-- Opening Marker --
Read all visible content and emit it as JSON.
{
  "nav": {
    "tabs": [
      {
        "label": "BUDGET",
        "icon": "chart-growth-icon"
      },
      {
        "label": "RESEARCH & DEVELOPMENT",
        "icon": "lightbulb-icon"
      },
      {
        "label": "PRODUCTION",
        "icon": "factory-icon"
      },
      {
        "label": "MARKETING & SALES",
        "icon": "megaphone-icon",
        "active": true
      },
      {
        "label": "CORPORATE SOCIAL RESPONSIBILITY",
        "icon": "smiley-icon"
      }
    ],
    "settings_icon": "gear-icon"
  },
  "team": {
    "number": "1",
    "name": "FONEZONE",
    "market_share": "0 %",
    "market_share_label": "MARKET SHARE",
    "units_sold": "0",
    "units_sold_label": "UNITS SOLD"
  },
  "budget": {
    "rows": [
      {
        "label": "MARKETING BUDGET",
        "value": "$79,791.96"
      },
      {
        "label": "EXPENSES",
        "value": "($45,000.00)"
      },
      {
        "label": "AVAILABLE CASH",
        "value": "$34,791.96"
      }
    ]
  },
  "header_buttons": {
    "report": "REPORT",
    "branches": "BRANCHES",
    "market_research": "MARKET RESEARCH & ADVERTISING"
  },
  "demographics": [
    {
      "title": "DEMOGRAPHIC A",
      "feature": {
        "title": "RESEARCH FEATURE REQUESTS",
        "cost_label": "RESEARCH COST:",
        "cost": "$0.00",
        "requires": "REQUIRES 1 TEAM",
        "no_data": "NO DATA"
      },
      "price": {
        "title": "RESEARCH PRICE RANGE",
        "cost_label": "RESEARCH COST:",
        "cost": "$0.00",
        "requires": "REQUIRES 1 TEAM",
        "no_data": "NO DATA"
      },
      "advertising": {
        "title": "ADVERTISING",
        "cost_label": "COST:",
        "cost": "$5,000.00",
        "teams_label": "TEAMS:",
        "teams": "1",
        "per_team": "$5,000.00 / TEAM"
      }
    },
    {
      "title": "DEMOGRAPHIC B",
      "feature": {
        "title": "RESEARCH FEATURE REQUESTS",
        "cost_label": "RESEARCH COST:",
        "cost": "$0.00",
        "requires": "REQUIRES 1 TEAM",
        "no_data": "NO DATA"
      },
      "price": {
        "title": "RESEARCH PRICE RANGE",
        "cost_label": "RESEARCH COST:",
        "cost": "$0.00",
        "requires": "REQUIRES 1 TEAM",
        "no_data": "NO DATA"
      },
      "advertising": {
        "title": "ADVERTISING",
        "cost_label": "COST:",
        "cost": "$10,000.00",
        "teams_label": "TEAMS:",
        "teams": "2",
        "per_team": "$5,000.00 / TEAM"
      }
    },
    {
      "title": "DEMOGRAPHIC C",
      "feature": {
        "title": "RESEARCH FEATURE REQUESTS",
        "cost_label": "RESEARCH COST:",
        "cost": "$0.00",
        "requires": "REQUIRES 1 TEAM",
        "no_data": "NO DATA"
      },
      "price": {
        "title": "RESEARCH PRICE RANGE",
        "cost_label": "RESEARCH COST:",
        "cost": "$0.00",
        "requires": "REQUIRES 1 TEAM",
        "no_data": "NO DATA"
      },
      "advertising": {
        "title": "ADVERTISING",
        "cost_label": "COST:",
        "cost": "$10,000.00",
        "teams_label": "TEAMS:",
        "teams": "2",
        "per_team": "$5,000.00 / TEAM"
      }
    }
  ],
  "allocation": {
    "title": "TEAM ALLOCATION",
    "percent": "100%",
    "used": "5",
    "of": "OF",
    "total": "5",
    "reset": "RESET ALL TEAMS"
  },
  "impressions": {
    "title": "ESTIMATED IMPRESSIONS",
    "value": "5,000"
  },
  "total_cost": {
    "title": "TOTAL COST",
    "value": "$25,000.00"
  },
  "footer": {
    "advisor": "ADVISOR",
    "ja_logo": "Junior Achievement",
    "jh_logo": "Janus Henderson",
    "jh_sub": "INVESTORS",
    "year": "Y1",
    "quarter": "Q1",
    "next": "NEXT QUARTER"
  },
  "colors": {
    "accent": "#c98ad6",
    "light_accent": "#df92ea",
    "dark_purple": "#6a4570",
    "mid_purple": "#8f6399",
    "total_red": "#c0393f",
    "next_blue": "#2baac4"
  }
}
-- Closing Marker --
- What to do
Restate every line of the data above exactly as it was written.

- Result of the exercise
Read all visible content and emit it as JSON.
{
  "nav": {
    "tabs": [
      {
        "label": "BUDGET",
        "icon": "chart-growth-icon"
      },
      {
        "label": "RESEARCH & DEVELOPMENT",
        "icon": "lightbulb-icon"
      },
      {
        "label": "PRODUCTION",
        "icon": "factory-icon"
      },
      {
        "label": "MARKETING & SALES",
        "icon": "megaphone-icon",
        "active": true
      },
      {
        "label": "CORPORATE SOCIAL RESPONSIBILITY",
        "icon": "smiley-icon"
      }
    ],
    "settings_icon": "gear-icon"
  },
  "team": {
    "number": "1",
    "name": "FONEZONE",
    "market_share": "0 %",
    "market_share_label": "MARKET SHARE",
    "units_sold": "0",
    "units_sold_label": "UNITS SOLD"
  },
  "budget": {
    "rows": [
      {
        "label": "MARKETING BUDGET",
        "value": "$79,791.96"
      },
      {
        "label": "EXPENSES",
        "value": "($45,000.00)"
      },
      {
        "label": "AVAILABLE CASH",
        "value": "$34,791.96"
      }
    ]
  },
  "header_buttons": {
    "report": "REPORT",
    "branches": "BRANCHES",
    "market_research": "MARKET RESEARCH & ADVERTISING"
  },
  "demographics": [
    {
      "title": "DEMOGRAPHIC A",
      "feature": {
        "title": "RESEARCH FEATURE REQUESTS",
        "cost_label": "RESEARCH COST:",
        "cost": "$0.00",
        "requires": "REQUIRES 1 TEAM",
        "no_data": "NO DATA"
      },
      "price": {
        "title": "RESEARCH PRICE RANGE",
        "cost_label": "RESEARCH COST:",
        "cost": "$0.00",
        "requires": "REQUIRES 1 TEAM",
        "no_data": "NO DATA"
      },
      "advertising": {
        "title": "ADVERTISING",
        "cost_label": "COST:",
        "cost": "$5,000.00",
        "teams_label": "TEAMS:",
        "teams": "1",
        "per_team": "$5,000.00 / TEAM"
      }
    },
    {
      "title": "DEMOGRAPHIC B",
      "feature": {
        "title": "RESEARCH FEATURE REQUESTS",
        "cost_label": "RESEARCH COST:",
        "cost": "$0.00",
        "requires": "REQUIRES 1 TEAM",
        "no_data": "NO DATA"
      },
      "price": {
        "title": "RESEARCH PRICE RANGE",
        "cost_label": "RESEARCH COST:",
        "cost": "$0.00",
        "requires": "REQUIRES 1 TEAM",
        "no_data": "NO DATA"
      },
      "advertising": {
        "title": "ADVERTISING",
        "cost_label": "COST:",
        "cost": "$10,000.00",
        "teams_label": "TEAMS:",
        "teams": "2",
        "per_team": "$5,000.00 / TEAM"
      }
    },
    {
      "title": "DEMOGRAPHIC C",
      "feature": {
        "title": "RESEARCH FEATURE REQUESTS",
        "cost_label": "RESEARCH COST:",
        "cost": "$0.00",
        "requires": "REQUIRES 1 TEAM",
        "no_data": "NO DATA"
      },
      "price": {
        "title": "RESEARCH PRICE RANGE",
        "cost_label": "RESEARCH COST:",
        "cost": "$0.00",
        "requires": "REQUIRES 1 TEAM",
        "no_data": "NO DATA"
      },
      "advertising": {
        "title": "ADVERTISING",
        "cost_label": "COST:",
        "cost": "$10,000.00",
        "teams_label": "TEAMS:",
        "teams": "2",
        "per_team": "$5,000.00 / TEAM"
      }
    }
  ],
  "allocation": {
    "title": "TEAM ALLOCATION",
    "percent": "100%",
    "used": "5",
    "of": "OF",
    "total": "5",
    "reset": "RESET ALL TEAMS"
  },
  "impressions": {
    "title": "ESTIMATED IMPRESSIONS",
    "value": "5,000"
  },
  "total_cost": {
    "title": "TOTAL COST",
    "value": "$25,000.00"
  },
  "footer": {
    "advisor": "ADVISOR",
    "ja_logo": "Junior Achievement",
    "jh_logo": "Janus Henderson",
    "jh_sub": "INVESTORS",
    "year": "Y1",
    "quarter": "Q1",
    "next": "NEXT QUARTER"
  },
  "colors": {
    "accent": "#c98ad6",
    "light_accent": "#df92ea",
    "dark_purple": "#6a4570",
    "mid_purple": "#8f6399",
    "total_red": "#c0393f",
    "next_blue": "#2baac4"
  }
}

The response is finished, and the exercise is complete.